Public Forums On Illegal Immigration In The Works In Virginia Beach

Public forums on illegal immigration in the works in Virginia Beach

By Susan White
The Virginian-Pilot
January 3, 2008


A series of community forums on immigration issues will likely be held this spring in Virginia Beach.

Fay Silverman, chairwoman of the city's Human Rights Commission, told commission members Thursday that topics for discussion and speakers will be decided after the City Council is briefed later this month on immigration policies.

The report from the city attorney's office is expected to detail what measures city departments now enforce and what actions the city could take on illegal immigration. Some council members in November proposed that the city tighten its immigration policies, including requiring that the city's contractors and vendors prove that all of their workers are in the United States legally.

The forums would be the first city-sponsored discussions on illegal immigration since a car crash last year that killed two teenage Beach girls.
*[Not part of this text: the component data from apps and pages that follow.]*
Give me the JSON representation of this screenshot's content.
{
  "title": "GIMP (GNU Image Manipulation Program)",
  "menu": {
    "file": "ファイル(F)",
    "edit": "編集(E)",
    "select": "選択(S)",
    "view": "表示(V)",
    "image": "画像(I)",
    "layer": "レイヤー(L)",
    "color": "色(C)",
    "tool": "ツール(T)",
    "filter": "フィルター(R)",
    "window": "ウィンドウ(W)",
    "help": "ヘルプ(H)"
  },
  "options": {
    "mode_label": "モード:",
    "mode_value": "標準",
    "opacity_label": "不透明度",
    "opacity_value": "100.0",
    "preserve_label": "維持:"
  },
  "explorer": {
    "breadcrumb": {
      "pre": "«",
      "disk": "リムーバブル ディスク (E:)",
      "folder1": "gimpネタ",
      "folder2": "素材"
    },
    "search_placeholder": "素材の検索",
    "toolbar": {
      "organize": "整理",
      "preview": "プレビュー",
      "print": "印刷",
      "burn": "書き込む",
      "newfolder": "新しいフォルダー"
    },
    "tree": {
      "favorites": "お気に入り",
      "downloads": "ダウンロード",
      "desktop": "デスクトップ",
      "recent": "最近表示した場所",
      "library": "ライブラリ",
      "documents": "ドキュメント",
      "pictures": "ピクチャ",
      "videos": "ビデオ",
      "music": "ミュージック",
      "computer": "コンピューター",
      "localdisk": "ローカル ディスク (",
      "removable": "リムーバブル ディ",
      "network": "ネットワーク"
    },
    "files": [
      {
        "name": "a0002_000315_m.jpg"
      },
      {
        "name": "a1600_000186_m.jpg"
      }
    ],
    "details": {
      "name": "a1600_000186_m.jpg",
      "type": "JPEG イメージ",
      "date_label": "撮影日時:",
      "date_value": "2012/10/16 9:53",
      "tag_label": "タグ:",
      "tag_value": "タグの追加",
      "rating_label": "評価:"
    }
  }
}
Alfredo Ramos, an illegal immigrant driving drunk, pleaded guilty in August to two counts of aggravated involuntary manslaughter. Ramos is serving a 24-year prison sentence for the teens' deaths and will then be deported.

A month after the March crash, which received national attention, Mayor Meyera Oberndorf announced that the commission would study a potential new city policy for dealing with illegal immigrants. City leaders later pulled back, citing a need for community calm before further action or public discussions.
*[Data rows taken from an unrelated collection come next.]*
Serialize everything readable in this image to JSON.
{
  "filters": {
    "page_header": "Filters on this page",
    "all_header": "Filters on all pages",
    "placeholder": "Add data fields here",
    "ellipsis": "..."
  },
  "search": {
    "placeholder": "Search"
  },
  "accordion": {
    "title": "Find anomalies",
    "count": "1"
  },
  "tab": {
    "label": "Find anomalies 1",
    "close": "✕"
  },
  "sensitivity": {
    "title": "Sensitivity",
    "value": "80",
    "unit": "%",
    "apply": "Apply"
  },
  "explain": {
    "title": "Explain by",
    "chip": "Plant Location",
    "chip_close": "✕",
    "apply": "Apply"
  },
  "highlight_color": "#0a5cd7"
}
Caution must still be taken, Silverman said.

“We don't want to make it a powder-keg subject either,” she said.

The commission is “here to protect the citizens of Virginia Beach,” she added. “But that doesn't mean that we will sit still if there is discrimination.”

Alicia Fernandez-Bobulinski, commission vice chairwoman, urged the group and others to “keep an open mind” on immigration. Fernandez-Bobulinski has pushed for a city forum to help balance the debate and dispel stereotyping.

Susan E. White, (757) 222-5114,